:: Source information
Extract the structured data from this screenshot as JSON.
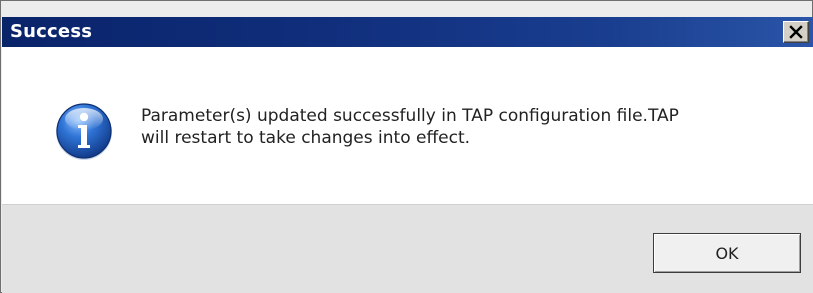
{
  "dialog": {
    "title": "Success",
    "close_icon": "close-icon",
    "message_icon": "info-icon",
    "message_line1": "Parameter(s) updated successfully in TAP configuration file.TAP",
    "message_line2": "will restart to take changes into effect.",
    "ok_label": "OK"
  },
  "colors": {
    "titlebar": "#0a246a",
    "content_bg": "#ffffff",
    "footer_bg": "#e2e2e2",
    "info_icon_blue": "#1f5fbf"
  }
}
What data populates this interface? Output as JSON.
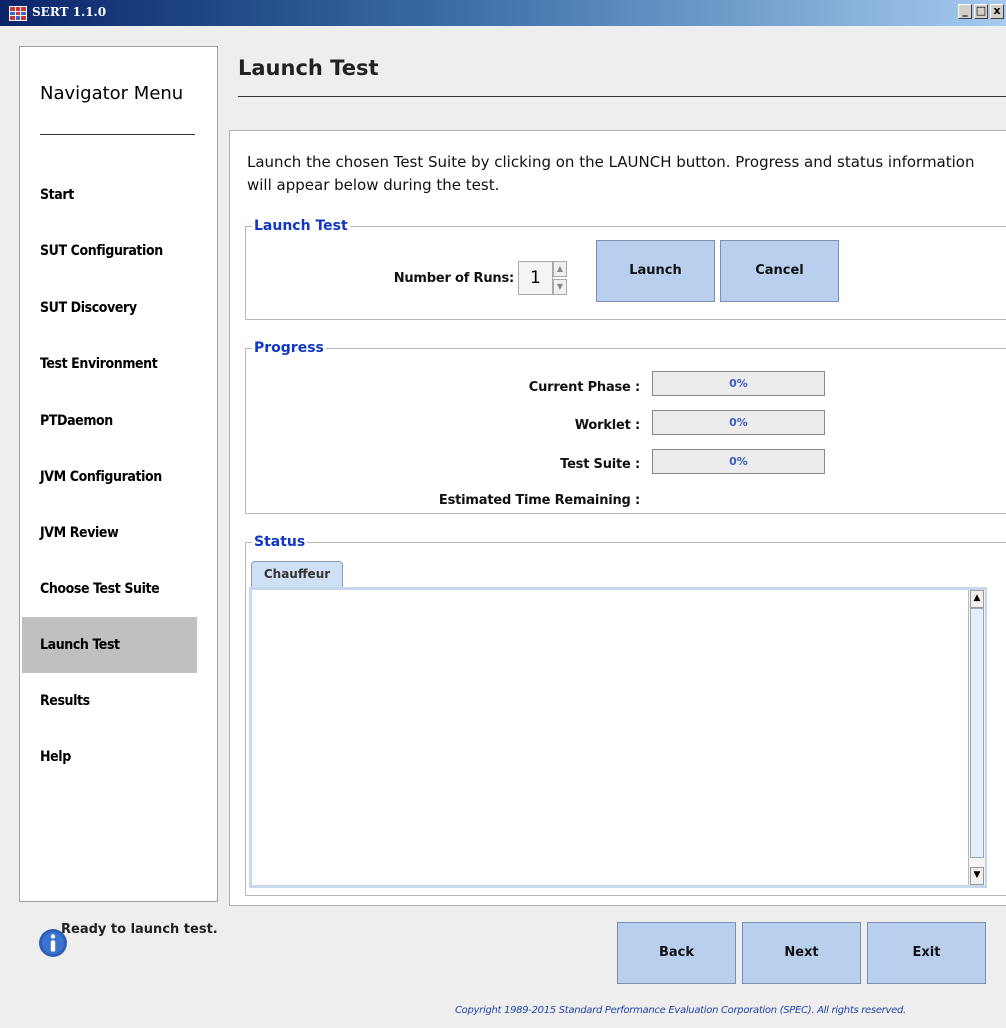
{
  "window": {
    "title": "SERT 1.1.0",
    "controls": [
      "_",
      "□",
      "x"
    ]
  },
  "navigator": {
    "title": "Navigator Menu",
    "items": [
      {
        "label": "Start"
      },
      {
        "label": "SUT Configuration"
      },
      {
        "label": "SUT Discovery"
      },
      {
        "label": "Test Environment"
      },
      {
        "label": "PTDaemon"
      },
      {
        "label": "JVM Configuration"
      },
      {
        "label": "JVM Review"
      },
      {
        "label": "Choose Test Suite"
      },
      {
        "label": "Launch Test",
        "active": true
      },
      {
        "label": "Results"
      },
      {
        "label": "Help"
      }
    ]
  },
  "page": {
    "title": "Launch Test",
    "description": "Launch the chosen Test Suite by clicking on the LAUNCH button.  Progress and status information will appear below during the test."
  },
  "launch_group": {
    "legend": "Launch Test",
    "runs_label": "Number of Runs:",
    "runs_value": "1",
    "launch_label": "Launch",
    "cancel_label": "Cancel"
  },
  "progress_group": {
    "legend": "Progress",
    "current_phase": {
      "label": "Current Phase :",
      "value": "0%",
      "fraction": 0
    },
    "worklet": {
      "label": "Worklet :",
      "value": "0%",
      "fraction": 0
    },
    "test_suite": {
      "label": "Test Suite :",
      "value": "0%",
      "fraction": 0
    },
    "time_remaining": {
      "label": "Estimated Time Remaining :",
      "value": ""
    }
  },
  "status_group": {
    "legend": "Status",
    "tabs": [
      {
        "label": "Chauffeur"
      }
    ],
    "log": ""
  },
  "footer": {
    "status_icon": "info-icon",
    "status_message": "Ready to launch test.",
    "back_label": "Back",
    "next_label": "Next",
    "exit_label": "Exit",
    "copyright": "Copyright 1989-2015 Standard Performance Evaluation Corporation (SPEC). All rights reserved."
  },
  "colors": {
    "accent": "#1036c4",
    "button": "#b8cfee",
    "active_nav": "#c0c0c0"
  }
}
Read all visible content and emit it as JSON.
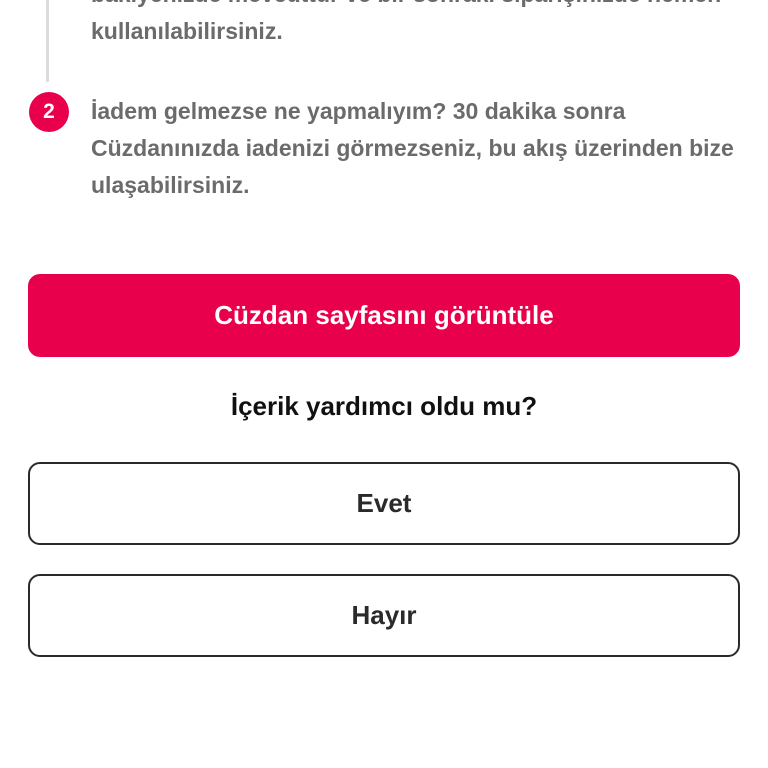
{
  "steps": [
    {
      "number": "",
      "text": "bakiyenizde mevcuttur ve bir sonraki siparişinizde hemen kullanılabilirsiniz."
    },
    {
      "number": "2",
      "text": "İadem gelmezse ne yapmalıyım? 30 dakika sonra Cüzdanınızda iadenizi görmezseniz, bu akış üzerinden bize ulaşabilirsiniz."
    }
  ],
  "primary_action": {
    "label": "Cüzdan sayfasını görüntüle"
  },
  "feedback": {
    "question": "İçerik yardımcı oldu mu?",
    "yes_label": "Evet",
    "no_label": "Hayır"
  },
  "colors": {
    "accent": "#e8004d",
    "step_text": "#6b6b6b",
    "outline": "#2a2a2a"
  }
}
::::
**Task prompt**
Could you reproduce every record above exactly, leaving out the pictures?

**Written response**
Extract the structured data from this screenshot as JSON.
{
  "dialog": {
    "title": "Success",
    "close_icon": "close-icon",
    "message_icon": "info-icon",
    "message_line1": "Parameter(s) updated successfully in TAP configuration file.TAP",
    "message_line2": "will restart to take changes into effect.",
    "ok_label": "OK"
  },
  "colors": {
    "titlebar": "#0a246a",
    "content_bg": "#ffffff",
    "footer_bg": "#e2e2e2",
    "info_icon_blue": "#1f5fbf"
  }
}
What data populates this interface? Output as JSON.
{
  "window": {
    "title": "SERT 1.1.0",
    "controls": [
      "_",
      "□",
      "x"
    ]
  },
  "navigator": {
    "title": "Navigator Menu",
    "items": [
      {
        "label": "Start"
      },
      {
        "label": "SUT Configuration"
      },
      {
        "label": "SUT Discovery"
      },
      {
        "label": "Test Environment"
      },
      {
        "label": "PTDaemon"
      },
      {
        "label": "JVM Configuration"
      },
      {
        "label": "JVM Review"
      },
      {
        "label": "Choose Test Suite"
      },
      {
        "label": "Launch Test",
        "active": true
      },
      {
        "label": "Results"
      },
      {
        "label": "Help"
      }
    ]
  },
  "page": {
    "title": "Launch Test",
    "description": "Launch the chosen Test Suite by clicking on the LAUNCH button.  Progress and status information will appear below during the test."
  },
  "launch_group": {
    "legend": "Launch Test",
    "runs_label": "Number of Runs:",
    "runs_value": "1",
    "launch_label": "Launch",
    "cancel_label": "Cancel"
  },
  "progress_group": {
    "legend": "Progress",
    "current_phase": {
      "label": "Current Phase :",
      "value": "0%",
      "fraction": 0
    },
    "worklet": {
      "label": "Worklet :",
      "value": "0%",
      "fraction": 0
    },
    "test_suite": {
      "label": "Test Suite :",
      "value": "0%",
      "fraction": 0
    },
    "time_remaining": {
      "label": "Estimated Time Remaining :",
      "value": ""
    }
  },
  "status_group": {
    "legend": "Status",
    "tabs": [
      {
        "label": "Chauffeur"
      }
    ],
    "log": ""
  },
  "footer": {
    "status_icon": "info-icon",
    "status_message": "Ready to launch test.",
    "back_label": "Back",
    "next_label": "Next",
    "exit_label": "Exit",
    "copyright": "Copyright 1989-2015 Standard Performance Evaluation Corporation (SPEC). All rights reserved."
  },
  "colors": {
    "accent": "#1036c4",
    "button": "#b8cfee",
    "active_nav": "#c0c0c0"
  }
}
Read all visible content and emit it as JSON.
{
  "steps": [
    {
      "number": "",
      "text": "bakiyenizde mevcuttur ve bir sonraki siparişinizde hemen kullanılabilirsiniz."
    },
    {
      "number": "2",
      "text": "İadem gelmezse ne yapmalıyım? 30 dakika sonra Cüzdanınızda iadenizi görmezseniz, bu akış üzerinden bize ulaşabilirsiniz."
    }
  ],
  "primary_action": {
    "label": "Cüzdan sayfasını görüntüle"
  },
  "feedback": {
    "question": "İçerik yardımcı oldu mu?",
    "yes_label": "Evet",
    "no_label": "Hayır"
  },
  "colors": {
    "accent": "#e8004d",
    "step_text": "#6b6b6b",
    "outline": "#2a2a2a"
  }
}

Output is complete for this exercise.